• The edge DA in the cell #3 moves to the cell #4 and replaces the edge CD.

The results of the rotation are shown on Figure 2.
Figure 2
 Cell #1(X=0)  Cell #2(Y=0)  Cell #3(Z=0)  Cell #4(V=0)  Cell #7(Z=1)  Cell #8(V=1)  Rotate 3D Cube (the whole cell) example
If you select the ‘Rotate Cell Clockwise' option and click on “1.2” square, the following elements of the 4D Cube will be moved:

• The whole cell #1 rotates clockwise including the following elements: the face 1.2 rotates clockwise; the face 1.6 rotates counterclockwise; the face 1.3 moves to 1.4; face 1.4 moves to 1.7; the face 1.7 moves to 1.8; and the face 1.8 moves to 1.3.
• One layer attached to the face 2.1 in cell #2 rotates counterclockwise
• One layer attached to the face 6.1 in cell #6 rotates clockwise
• One layer attached to the face 3.1 in cell #3 moves to the layer 4.1 in cell #4
• One layer attached to the face 4.1 in cell #4 moves to the layer 7.1 in cell #7
• One layer attached to the face 7.1 in cell #7 moves to the layer 8.1 in cell #8
• One layer attached to the face 8.1 in cell #8 moves to the layer 3.1 in cell #3

The result of the rotation is shown on Figure 3.
Figure 3   Cell #1 Cell #2 Cell #3   Cell #4 Cell #7 Cell #8
Appendix 1

The Figure 4 below shows the relationship between 4D Rubik’s Cube faces, Flat Rubik faces, and four (xyzv) coordinates for each cell.
Figure 4
 Cell #1: X = 0 Y=0 =>1.2 Y=1=>1.6 Z=0=>1.3 Z=1=>1.7 V=0=>1.4 V=1=>1.8  Cell #2: Y = 0 X=0=>2.1 X=1=>2.5 Z=0=>2.3 Z=1=>2.7 V=0=>2.4 V=1=>2.8  Cell #3: Z = 0 X=0=>3.1 X=1=>3.5 Y=0=>3.2 Y=1=>3.6 V=0=>3.4 V=1=>3.8  Cell #4: V = 0 X=0=>4.1 X=1=>4.5 Y=0=>4.2 Y=1=>4.6 Z=0=>4.3 Z=1=>4.7  Cell #5: X = 1 Y=0 =>5.2 Y=1=>5.6 Z=0=>5.3 Z=1=>5.7 V=0=>5.4 V=1=>5.8  Cell #6: Y = 1 X=0=>6.1 X=1=>6.5 Z=0=>6.3 Z=1=>6.7 V=0=>6.4 V=1=>6.8  Cell #7: Z = 1 X=0=>7.1 X=1=>7.5 Y=0=>7.2 Y=1=>7.6 V=0=>7.4 V=1=>7.8  Cell #8: V = 1 X=0=>8.1 X=1=>8.5 Y=0=>8.2 Y=1=>8.6 Z=0=>8.3 Z=1=>8.7  Appendix 2
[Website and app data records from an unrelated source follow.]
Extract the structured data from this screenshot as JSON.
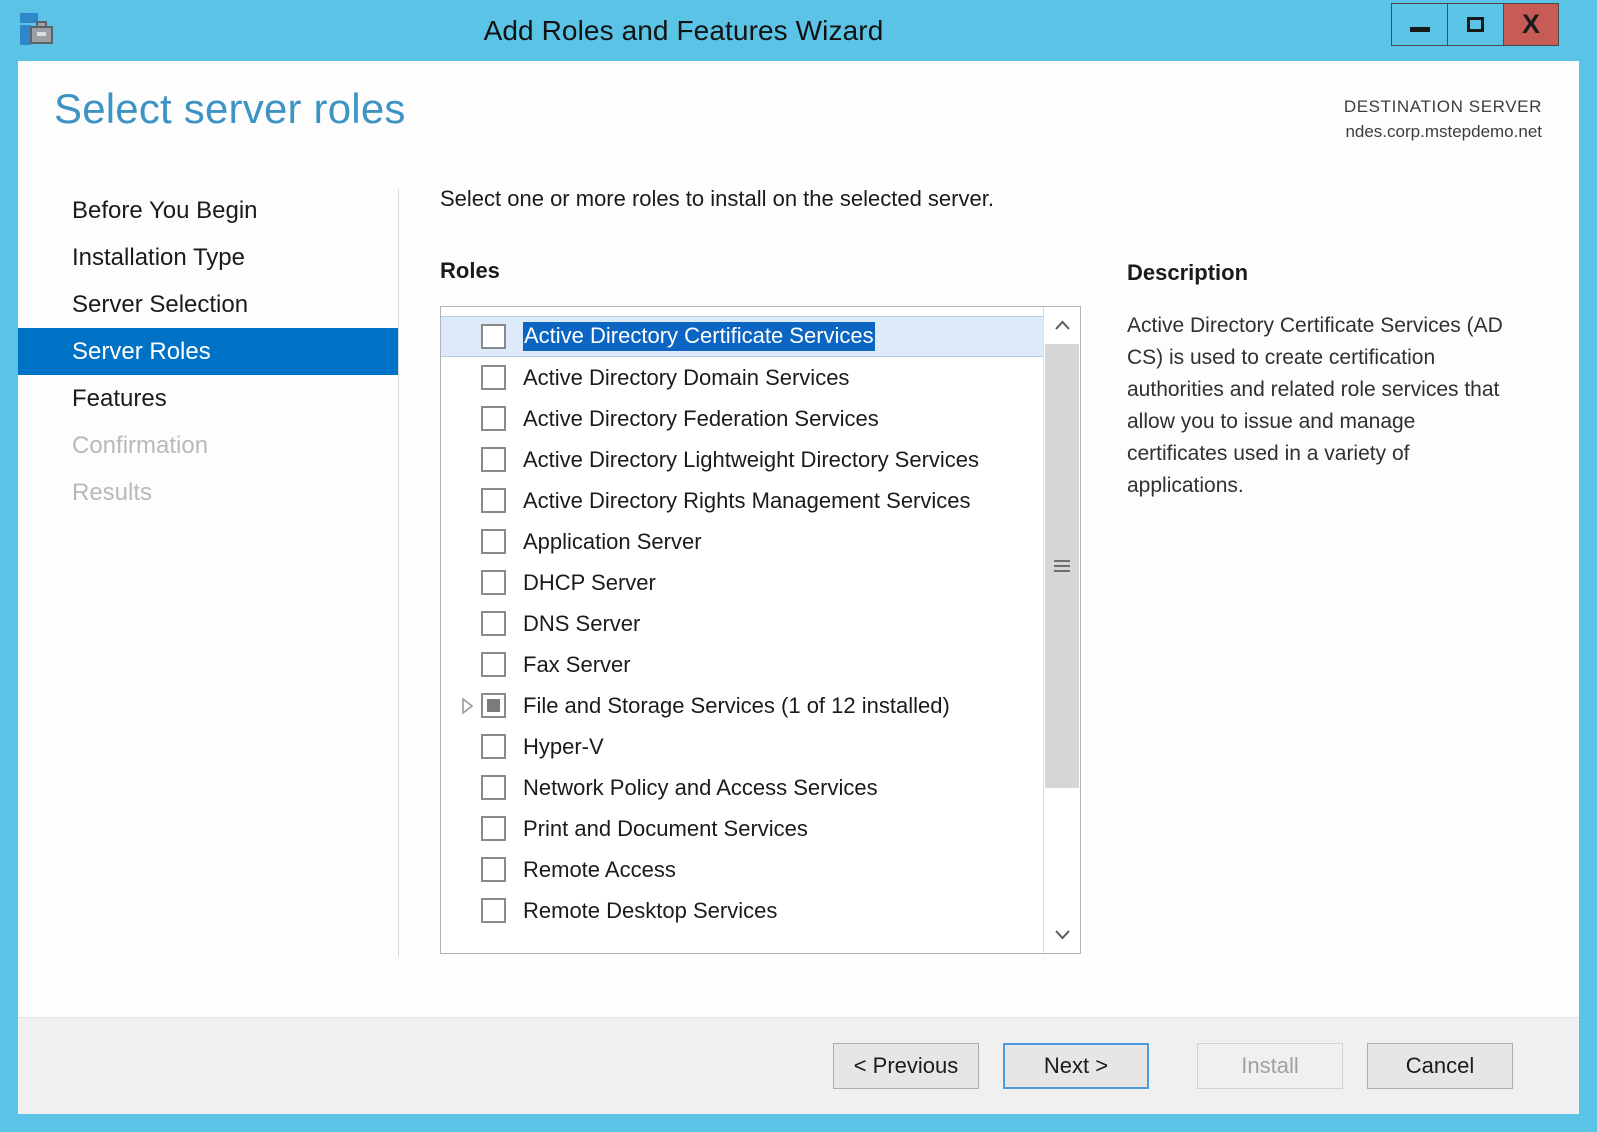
{
  "window": {
    "title": "Add Roles and Features Wizard",
    "icon": "server-features-toolbox-icon",
    "titlebar_color": "#5bc3e6",
    "buttons": {
      "minimize": "minimize-icon",
      "maximize": "maximize-icon",
      "close": "X",
      "close_color": "#c75b55"
    }
  },
  "header": {
    "page_title": "Select server roles",
    "page_title_color": "#3d94c4",
    "destination_label": "DESTINATION SERVER",
    "destination_value": "ndes.corp.mstepdemo.net"
  },
  "sidebar": {
    "items": [
      {
        "label": "Before You Begin",
        "state": "normal"
      },
      {
        "label": "Installation Type",
        "state": "normal"
      },
      {
        "label": "Server Selection",
        "state": "normal"
      },
      {
        "label": "Server Roles",
        "state": "selected"
      },
      {
        "label": "Features",
        "state": "normal"
      },
      {
        "label": "Confirmation",
        "state": "disabled"
      },
      {
        "label": "Results",
        "state": "disabled"
      }
    ],
    "selected_color": "#0072c6"
  },
  "main": {
    "instruction": "Select one or more roles to install on the selected server.",
    "roles_label": "Roles",
    "roles": [
      {
        "label": "Active Directory Certificate Services",
        "checked": "unchecked",
        "selected": true,
        "expandable": false
      },
      {
        "label": "Active Directory Domain Services",
        "checked": "unchecked",
        "selected": false,
        "expandable": false
      },
      {
        "label": "Active Directory Federation Services",
        "checked": "unchecked",
        "selected": false,
        "expandable": false
      },
      {
        "label": "Active Directory Lightweight Directory Services",
        "checked": "unchecked",
        "selected": false,
        "expandable": false
      },
      {
        "label": "Active Directory Rights Management Services",
        "checked": "unchecked",
        "selected": false,
        "expandable": false
      },
      {
        "label": "Application Server",
        "checked": "unchecked",
        "selected": false,
        "expandable": false
      },
      {
        "label": "DHCP Server",
        "checked": "unchecked",
        "selected": false,
        "expandable": false
      },
      {
        "label": "DNS Server",
        "checked": "unchecked",
        "selected": false,
        "expandable": false
      },
      {
        "label": "Fax Server",
        "checked": "unchecked",
        "selected": false,
        "expandable": false
      },
      {
        "label": "File and Storage Services (1 of 12 installed)",
        "checked": "partial",
        "selected": false,
        "expandable": true
      },
      {
        "label": "Hyper-V",
        "checked": "unchecked",
        "selected": false,
        "expandable": false
      },
      {
        "label": "Network Policy and Access Services",
        "checked": "unchecked",
        "selected": false,
        "expandable": false
      },
      {
        "label": "Print and Document Services",
        "checked": "unchecked",
        "selected": false,
        "expandable": false
      },
      {
        "label": "Remote Access",
        "checked": "unchecked",
        "selected": false,
        "expandable": false
      },
      {
        "label": "Remote Desktop Services",
        "checked": "unchecked",
        "selected": false,
        "expandable": false
      }
    ],
    "selection_highlight_color": "#0c65c0",
    "row_highlight_color": "#ddeafa"
  },
  "description": {
    "title": "Description",
    "text": "Active Directory Certificate Services (AD CS) is used to create certification authorities and related role services that allow you to issue and manage certificates used in a variety of applications."
  },
  "footer": {
    "previous_label": "< Previous",
    "next_label": "Next >",
    "install_label": "Install",
    "cancel_label": "Cancel"
  }
}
Each face has four edges and eight vertices. The vertices on the face 1.2 have the following coordinates: A(0,0,0,1), B(0,0,1,1), C(0,0,1,0), D(0,0,0,0). The vertices A, B, C, and D besides cell #1 belong to the cells #2, 3, 4, 7, and 8 (See the Figure 5).

If you select the ‘Rotate One Layer Clockwise' option and click on “1.2” square, the vertices will have the following coordinates: B(0,0,0,1), C(0,0,1,1), D(0,0,1,0), A(0,0,0,0) (See Figure 5 below).
Figure 5   Cell #1 (X=0) Cell #2 (Y=0) Cell #3 (Z=0)   Cell #4 (V=0) Cell #7 (Z=1) Cell #8 (V=1)
Appendix 3

Rotating one layer is similar to the rotation of the Six Faces Flat Rubik Puzzle. Figure 6 displays the one layer (attached to the face 1.2 in cell #1) rotation for the original Rubik Cube. Figure 6
Figure 7 displays the equivalent of one layer rotation for the Flat Rubik Puzzle. It shifts and rotates clockwise 12 elements around the selected face 1.2. Figure 7